• _Task statement_
For each entry below, copy the text exactly and leave out any picture.

[Website and app data records]
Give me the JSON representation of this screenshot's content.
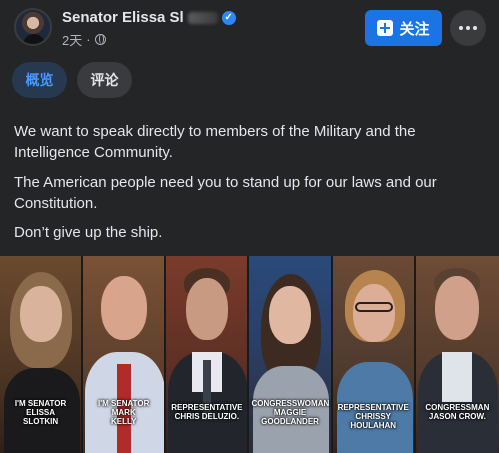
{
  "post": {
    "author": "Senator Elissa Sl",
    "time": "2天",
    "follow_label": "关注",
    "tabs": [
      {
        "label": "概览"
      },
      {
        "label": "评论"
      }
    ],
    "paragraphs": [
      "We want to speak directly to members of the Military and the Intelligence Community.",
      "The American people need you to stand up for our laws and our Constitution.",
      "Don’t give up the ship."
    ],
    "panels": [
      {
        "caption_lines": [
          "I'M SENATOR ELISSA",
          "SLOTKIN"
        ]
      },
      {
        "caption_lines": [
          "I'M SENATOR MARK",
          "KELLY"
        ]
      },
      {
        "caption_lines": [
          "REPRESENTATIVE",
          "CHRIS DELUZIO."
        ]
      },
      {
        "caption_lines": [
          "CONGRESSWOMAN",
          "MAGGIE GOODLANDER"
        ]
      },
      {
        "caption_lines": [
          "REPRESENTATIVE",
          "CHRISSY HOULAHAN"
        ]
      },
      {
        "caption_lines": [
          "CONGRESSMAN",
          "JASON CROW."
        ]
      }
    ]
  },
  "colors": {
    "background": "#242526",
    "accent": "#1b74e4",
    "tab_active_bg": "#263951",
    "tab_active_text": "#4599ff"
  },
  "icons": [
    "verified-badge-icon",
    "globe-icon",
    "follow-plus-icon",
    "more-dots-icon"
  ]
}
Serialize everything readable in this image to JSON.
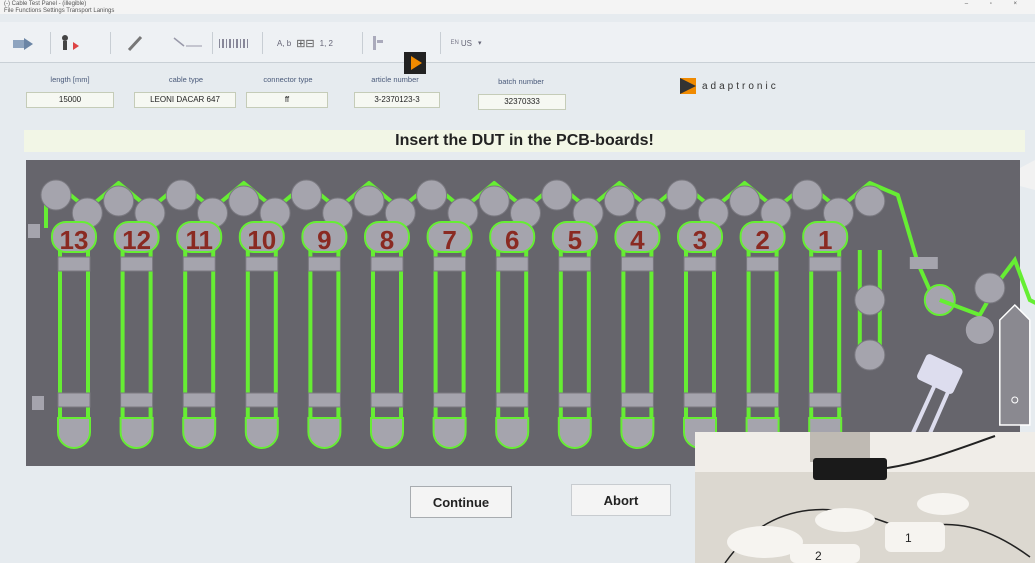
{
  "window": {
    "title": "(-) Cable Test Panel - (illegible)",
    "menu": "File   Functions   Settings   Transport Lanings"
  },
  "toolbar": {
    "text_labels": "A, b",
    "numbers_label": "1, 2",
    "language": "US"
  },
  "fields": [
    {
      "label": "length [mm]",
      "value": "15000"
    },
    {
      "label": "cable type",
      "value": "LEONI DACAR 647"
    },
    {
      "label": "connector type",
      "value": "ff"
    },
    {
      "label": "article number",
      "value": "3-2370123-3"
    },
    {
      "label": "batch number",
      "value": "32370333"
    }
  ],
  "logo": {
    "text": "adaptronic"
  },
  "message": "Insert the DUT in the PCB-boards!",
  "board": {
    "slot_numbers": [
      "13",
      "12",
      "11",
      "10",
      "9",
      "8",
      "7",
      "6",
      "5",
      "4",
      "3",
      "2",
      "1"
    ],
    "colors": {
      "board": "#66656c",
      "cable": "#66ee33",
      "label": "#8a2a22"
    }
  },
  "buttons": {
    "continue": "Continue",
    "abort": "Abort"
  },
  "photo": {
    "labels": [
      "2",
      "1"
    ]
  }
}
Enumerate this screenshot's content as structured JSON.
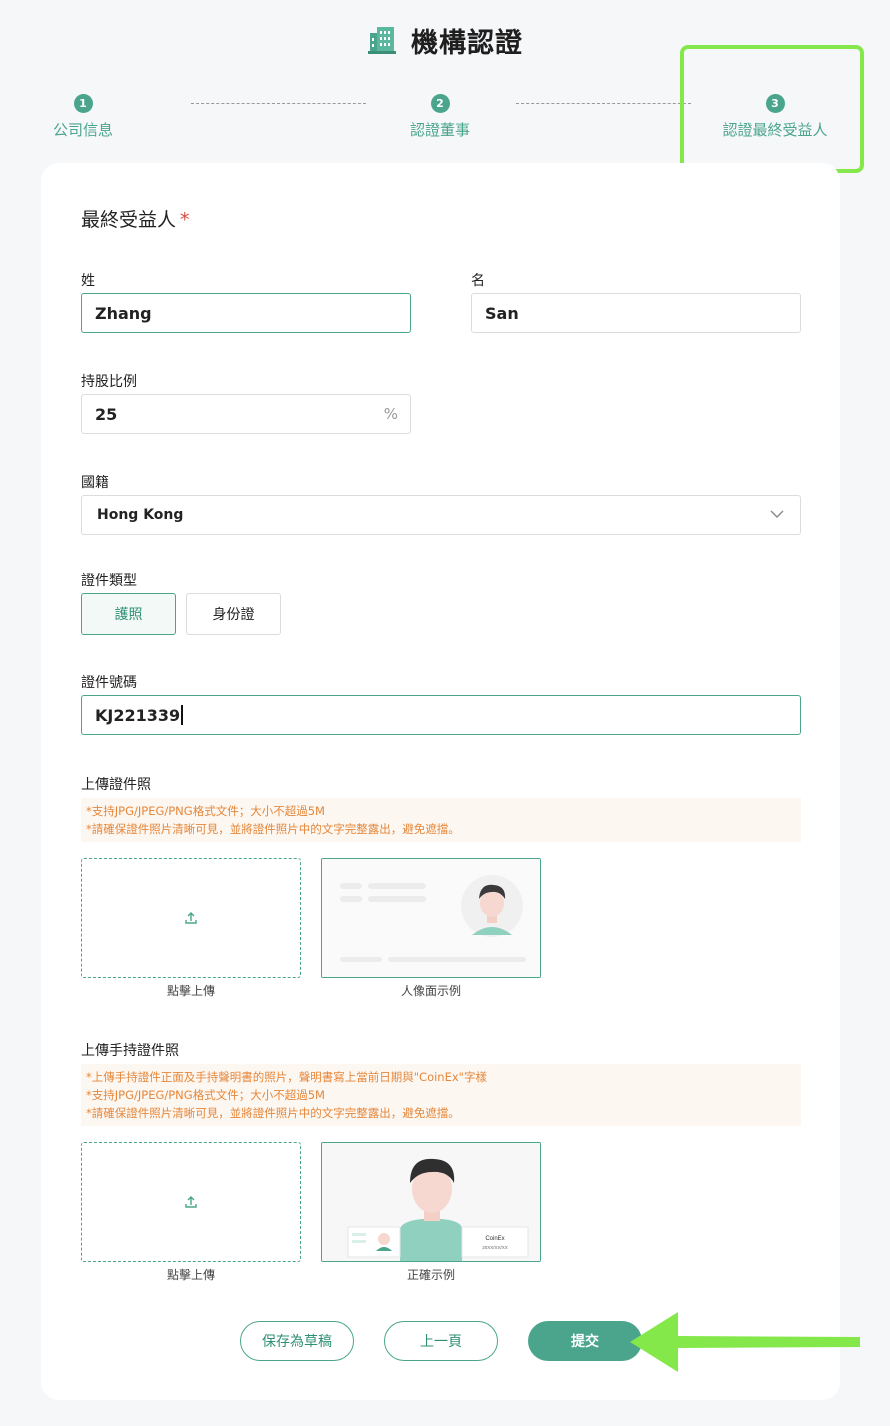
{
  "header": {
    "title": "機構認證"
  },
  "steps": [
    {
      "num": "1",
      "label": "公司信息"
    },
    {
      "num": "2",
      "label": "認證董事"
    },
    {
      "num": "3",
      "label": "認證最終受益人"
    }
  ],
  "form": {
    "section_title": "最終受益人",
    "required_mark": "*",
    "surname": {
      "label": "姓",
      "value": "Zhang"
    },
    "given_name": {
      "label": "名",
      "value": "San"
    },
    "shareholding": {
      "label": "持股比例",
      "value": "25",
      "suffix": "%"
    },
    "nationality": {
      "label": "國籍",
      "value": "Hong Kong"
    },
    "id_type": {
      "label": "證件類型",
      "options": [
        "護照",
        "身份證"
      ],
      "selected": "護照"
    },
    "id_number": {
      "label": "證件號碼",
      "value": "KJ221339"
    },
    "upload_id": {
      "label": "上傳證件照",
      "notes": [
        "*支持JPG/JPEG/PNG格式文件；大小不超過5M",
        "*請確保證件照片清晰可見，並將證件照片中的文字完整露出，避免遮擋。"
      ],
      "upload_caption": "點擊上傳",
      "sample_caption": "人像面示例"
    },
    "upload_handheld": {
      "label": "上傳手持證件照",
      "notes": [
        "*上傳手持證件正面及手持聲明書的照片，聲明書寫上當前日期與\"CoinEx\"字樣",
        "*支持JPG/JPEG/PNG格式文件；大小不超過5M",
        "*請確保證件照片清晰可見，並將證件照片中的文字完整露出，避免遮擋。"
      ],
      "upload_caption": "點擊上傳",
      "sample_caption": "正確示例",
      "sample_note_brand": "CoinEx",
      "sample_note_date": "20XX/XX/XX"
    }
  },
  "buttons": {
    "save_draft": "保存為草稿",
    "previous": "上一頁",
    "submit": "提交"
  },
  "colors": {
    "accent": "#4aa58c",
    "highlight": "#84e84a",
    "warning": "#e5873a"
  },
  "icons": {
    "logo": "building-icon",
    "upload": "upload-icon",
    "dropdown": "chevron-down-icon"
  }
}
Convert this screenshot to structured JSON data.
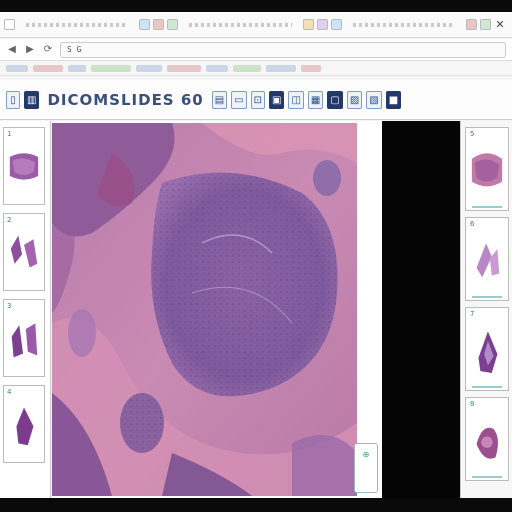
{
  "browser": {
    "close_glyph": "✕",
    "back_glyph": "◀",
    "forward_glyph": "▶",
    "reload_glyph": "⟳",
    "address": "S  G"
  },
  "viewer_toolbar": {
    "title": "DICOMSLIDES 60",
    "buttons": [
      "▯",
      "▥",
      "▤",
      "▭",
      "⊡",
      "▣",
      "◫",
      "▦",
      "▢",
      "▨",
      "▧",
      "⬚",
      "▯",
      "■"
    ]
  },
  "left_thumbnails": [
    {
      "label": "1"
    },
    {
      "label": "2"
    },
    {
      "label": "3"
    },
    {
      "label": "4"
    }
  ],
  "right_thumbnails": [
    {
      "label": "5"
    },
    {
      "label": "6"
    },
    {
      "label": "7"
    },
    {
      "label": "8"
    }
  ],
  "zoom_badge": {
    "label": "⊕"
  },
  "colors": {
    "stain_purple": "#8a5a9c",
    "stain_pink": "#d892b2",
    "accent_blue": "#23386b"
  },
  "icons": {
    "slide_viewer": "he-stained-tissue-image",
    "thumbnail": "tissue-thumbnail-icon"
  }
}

• _Solution for this exercise_
Give me the JSON representation of this screenshot's content.
{
  "post": {
    "author": "Senator Elissa Sl",
    "time": "2天",
    "follow_label": "关注",
    "tabs": [
      {
        "label": "概览"
      },
      {
        "label": "评论"
      }
    ],
    "paragraphs": [
      "We want to speak directly to members of the Military and the Intelligence Community.",
      "The American people need you to stand up for our laws and our Constitution.",
      "Don’t give up the ship."
    ],
    "panels": [
      {
        "caption_lines": [
          "I'M SENATOR ELISSA",
          "SLOTKIN"
        ]
      },
      {
        "caption_lines": [
          "I'M SENATOR MARK",
          "KELLY"
        ]
      },
      {
        "caption_lines": [
          "REPRESENTATIVE",
          "CHRIS DELUZIO."
        ]
      },
      {
        "caption_lines": [
          "CONGRESSWOMAN",
          "MAGGIE GOODLANDER"
        ]
      },
      {
        "caption_lines": [
          "REPRESENTATIVE",
          "CHRISSY HOULAHAN"
        ]
      },
      {
        "caption_lines": [
          "CONGRESSMAN",
          "JASON CROW."
        ]
      }
    ]
  },
  "colors": {
    "background": "#242526",
    "accent": "#1b74e4",
    "tab_active_bg": "#263951",
    "tab_active_text": "#4599ff"
  },
  "icons": [
    "verified-badge-icon",
    "globe-icon",
    "follow-plus-icon",
    "more-dots-icon"
  ]
}
Serialize everything readable in this image to JSON.
{
  "window": {
    "title": "(-) Cable Test Panel - (illegible)",
    "menu": "File   Functions   Settings   Transport Lanings"
  },
  "toolbar": {
    "text_labels": "A, b",
    "numbers_label": "1, 2",
    "language": "US"
  },
  "fields": [
    {
      "label": "length [mm]",
      "value": "15000"
    },
    {
      "label": "cable type",
      "value": "LEONI DACAR 647"
    },
    {
      "label": "connector type",
      "value": "ff"
    },
    {
      "label": "article number",
      "value": "3-2370123-3"
    },
    {
      "label": "batch number",
      "value": "32370333"
    }
  ],
  "logo": {
    "text": "adaptronic"
  },
  "message": "Insert the DUT in the PCB-boards!",
  "board": {
    "slot_numbers": [
      "13",
      "12",
      "11",
      "10",
      "9",
      "8",
      "7",
      "6",
      "5",
      "4",
      "3",
      "2",
      "1"
    ],
    "colors": {
      "board": "#66656c",
      "cable": "#66ee33",
      "label": "#8a2a22"
    }
  },
  "buttons": {
    "continue": "Continue",
    "abort": "Abort"
  },
  "photo": {
    "labels": [
      "2",
      "1"
    ]
  }
}
Enumerate this screenshot's content as structured JSON.
{
  "header": {
    "title": "機構認證"
  },
  "steps": [
    {
      "num": "1",
      "label": "公司信息"
    },
    {
      "num": "2",
      "label": "認證董事"
    },
    {
      "num": "3",
      "label": "認證最終受益人"
    }
  ],
  "form": {
    "section_title": "最終受益人",
    "required_mark": "*",
    "surname": {
      "label": "姓",
      "value": "Zhang"
    },
    "given_name": {
      "label": "名",
      "value": "San"
    },
    "shareholding": {
      "label": "持股比例",
      "value": "25",
      "suffix": "%"
    },
    "nationality": {
      "label": "國籍",
      "value": "Hong Kong"
    },
    "id_type": {
      "label": "證件類型",
      "options": [
        "護照",
        "身份證"
      ],
      "selected": "護照"
    },
    "id_number": {
      "label": "證件號碼",
      "value": "KJ221339"
    },
    "upload_id": {
      "label": "上傳證件照",
      "notes": [
        "*支持JPG/JPEG/PNG格式文件；大小不超過5M",
        "*請確保證件照片清晰可見，並將證件照片中的文字完整露出，避免遮擋。"
      ],
      "upload_caption": "點擊上傳",
      "sample_caption": "人像面示例"
    },
    "upload_handheld": {
      "label": "上傳手持證件照",
      "notes": [
        "*上傳手持證件正面及手持聲明書的照片，聲明書寫上當前日期與\"CoinEx\"字樣",
        "*支持JPG/JPEG/PNG格式文件；大小不超過5M",
        "*請確保證件照片清晰可見，並將證件照片中的文字完整露出，避免遮擋。"
      ],
      "upload_caption": "點擊上傳",
      "sample_caption": "正確示例",
      "sample_note_brand": "CoinEx",
      "sample_note_date": "20XX/XX/XX"
    }
  },
  "buttons": {
    "save_draft": "保存為草稿",
    "previous": "上一頁",
    "submit": "提交"
  },
  "colors": {
    "accent": "#4aa58c",
    "highlight": "#84e84a",
    "warning": "#e5873a"
  },
  "icons": {
    "logo": "building-icon",
    "upload": "upload-icon",
    "dropdown": "chevron-down-icon"
  }
}
Convert this screenshot to structured JSON data.
{
  "browser": {
    "close_glyph": "✕",
    "back_glyph": "◀",
    "forward_glyph": "▶",
    "reload_glyph": "⟳",
    "address": "S  G"
  },
  "viewer_toolbar": {
    "title": "DICOMSLIDES 60",
    "buttons": [
      "▯",
      "▥",
      "▤",
      "▭",
      "⊡",
      "▣",
      "◫",
      "▦",
      "▢",
      "▨",
      "▧",
      "⬚",
      "▯",
      "■"
    ]
  },
  "left_thumbnails": [
    {
      "label": "1"
    },
    {
      "label": "2"
    },
    {
      "label": "3"
    },
    {
      "label": "4"
    }
  ],
  "right_thumbnails": [
    {
      "label": "5"
    },
    {
      "label": "6"
    },
    {
      "label": "7"
    },
    {
      "label": "8"
    }
  ],
  "zoom_badge": {
    "label": "⊕"
  },
  "colors": {
    "stain_purple": "#8a5a9c",
    "stain_pink": "#d892b2",
    "accent_blue": "#23386b"
  },
  "icons": {
    "slide_viewer": "he-stained-tissue-image",
    "thumbnail": "tissue-thumbnail-icon"
  }
}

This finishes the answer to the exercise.